__Your instructions__
The word "have" occurs in some lines of the listing. Copy those lines.

━━━ Dataset entries

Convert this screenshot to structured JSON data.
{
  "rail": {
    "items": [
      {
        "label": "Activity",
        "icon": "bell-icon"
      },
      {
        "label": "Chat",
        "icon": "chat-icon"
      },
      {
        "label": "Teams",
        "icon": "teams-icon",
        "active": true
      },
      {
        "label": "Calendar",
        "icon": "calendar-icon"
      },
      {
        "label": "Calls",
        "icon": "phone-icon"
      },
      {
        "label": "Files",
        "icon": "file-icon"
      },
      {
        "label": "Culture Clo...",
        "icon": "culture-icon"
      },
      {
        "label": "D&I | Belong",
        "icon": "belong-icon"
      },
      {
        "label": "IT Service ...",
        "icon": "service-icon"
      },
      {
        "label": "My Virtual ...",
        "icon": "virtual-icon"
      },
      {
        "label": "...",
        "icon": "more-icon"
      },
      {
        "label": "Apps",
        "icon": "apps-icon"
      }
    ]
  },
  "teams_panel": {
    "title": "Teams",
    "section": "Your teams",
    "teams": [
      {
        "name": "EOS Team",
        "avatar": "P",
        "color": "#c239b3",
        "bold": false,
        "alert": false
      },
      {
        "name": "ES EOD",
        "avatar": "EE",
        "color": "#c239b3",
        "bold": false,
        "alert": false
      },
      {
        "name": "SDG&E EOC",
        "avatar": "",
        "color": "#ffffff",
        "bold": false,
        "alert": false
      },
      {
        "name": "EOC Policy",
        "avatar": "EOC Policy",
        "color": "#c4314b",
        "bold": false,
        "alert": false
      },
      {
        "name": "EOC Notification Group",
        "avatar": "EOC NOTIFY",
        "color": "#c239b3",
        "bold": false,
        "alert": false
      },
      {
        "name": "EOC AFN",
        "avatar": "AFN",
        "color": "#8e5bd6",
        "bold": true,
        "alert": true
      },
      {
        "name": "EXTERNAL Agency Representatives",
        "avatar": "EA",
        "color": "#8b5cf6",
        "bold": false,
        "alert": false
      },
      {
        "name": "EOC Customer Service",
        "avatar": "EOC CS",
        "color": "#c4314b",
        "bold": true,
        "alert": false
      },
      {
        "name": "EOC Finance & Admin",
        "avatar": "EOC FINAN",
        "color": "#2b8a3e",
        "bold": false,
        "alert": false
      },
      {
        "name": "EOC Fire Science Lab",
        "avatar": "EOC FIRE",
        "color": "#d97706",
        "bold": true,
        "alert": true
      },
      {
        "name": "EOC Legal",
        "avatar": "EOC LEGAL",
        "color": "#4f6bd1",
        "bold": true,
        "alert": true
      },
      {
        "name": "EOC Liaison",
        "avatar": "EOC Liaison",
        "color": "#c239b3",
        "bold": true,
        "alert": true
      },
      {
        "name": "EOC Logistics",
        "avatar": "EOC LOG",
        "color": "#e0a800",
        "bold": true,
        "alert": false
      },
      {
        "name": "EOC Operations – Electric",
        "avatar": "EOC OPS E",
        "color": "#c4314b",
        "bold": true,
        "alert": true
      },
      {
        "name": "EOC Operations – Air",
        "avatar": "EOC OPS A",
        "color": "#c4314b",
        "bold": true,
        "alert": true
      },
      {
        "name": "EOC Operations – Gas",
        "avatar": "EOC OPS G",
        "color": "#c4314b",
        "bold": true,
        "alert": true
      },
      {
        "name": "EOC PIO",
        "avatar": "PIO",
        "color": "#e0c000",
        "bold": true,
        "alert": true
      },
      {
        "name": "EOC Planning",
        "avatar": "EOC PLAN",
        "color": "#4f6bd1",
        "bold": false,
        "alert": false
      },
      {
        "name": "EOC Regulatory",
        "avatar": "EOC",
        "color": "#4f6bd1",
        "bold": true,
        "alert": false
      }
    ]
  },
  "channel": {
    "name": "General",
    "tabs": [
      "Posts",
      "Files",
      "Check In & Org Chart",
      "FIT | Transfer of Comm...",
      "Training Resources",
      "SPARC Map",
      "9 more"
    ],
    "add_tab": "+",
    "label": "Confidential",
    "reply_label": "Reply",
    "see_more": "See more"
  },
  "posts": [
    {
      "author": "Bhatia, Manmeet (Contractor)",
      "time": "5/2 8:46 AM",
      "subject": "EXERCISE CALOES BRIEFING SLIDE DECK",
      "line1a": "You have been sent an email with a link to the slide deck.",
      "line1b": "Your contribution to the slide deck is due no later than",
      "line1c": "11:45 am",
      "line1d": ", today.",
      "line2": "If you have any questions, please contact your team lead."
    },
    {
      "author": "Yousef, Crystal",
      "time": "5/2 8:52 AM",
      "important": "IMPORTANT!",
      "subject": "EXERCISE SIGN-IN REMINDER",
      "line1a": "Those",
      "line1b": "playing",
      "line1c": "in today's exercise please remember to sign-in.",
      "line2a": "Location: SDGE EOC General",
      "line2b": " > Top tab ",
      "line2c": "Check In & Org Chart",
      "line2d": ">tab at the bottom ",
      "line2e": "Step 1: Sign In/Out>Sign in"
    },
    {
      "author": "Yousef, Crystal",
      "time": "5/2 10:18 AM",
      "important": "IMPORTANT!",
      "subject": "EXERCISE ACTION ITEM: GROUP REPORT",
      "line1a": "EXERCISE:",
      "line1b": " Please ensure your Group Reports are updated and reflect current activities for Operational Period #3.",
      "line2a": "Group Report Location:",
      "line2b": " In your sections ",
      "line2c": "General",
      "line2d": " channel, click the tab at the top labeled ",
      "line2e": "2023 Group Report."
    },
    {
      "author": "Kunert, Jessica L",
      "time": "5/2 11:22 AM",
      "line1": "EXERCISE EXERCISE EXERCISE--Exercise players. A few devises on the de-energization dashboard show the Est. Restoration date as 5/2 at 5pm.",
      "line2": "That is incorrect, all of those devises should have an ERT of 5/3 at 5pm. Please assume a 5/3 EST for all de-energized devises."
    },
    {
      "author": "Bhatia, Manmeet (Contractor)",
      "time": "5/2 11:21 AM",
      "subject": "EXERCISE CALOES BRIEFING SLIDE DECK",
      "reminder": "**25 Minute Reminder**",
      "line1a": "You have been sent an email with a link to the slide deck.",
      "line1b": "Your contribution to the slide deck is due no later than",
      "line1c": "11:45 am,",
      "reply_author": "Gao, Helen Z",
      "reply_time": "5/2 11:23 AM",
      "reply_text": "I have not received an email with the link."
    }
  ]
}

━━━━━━

__Result__
      "line1a": "You have been sent an email with a link to the slide deck.",
      "line2": "If you have any questions, please contact your team lead."
      "line2": "That is incorrect, all of those devises should have an ERT of 5/3 at 5pm. Please assume a 5/3 EST for all de-energized devises."
      "line1a": "You have been sent an email with a link to the slide deck.",
      "reply_text": "I have not received an email with the link."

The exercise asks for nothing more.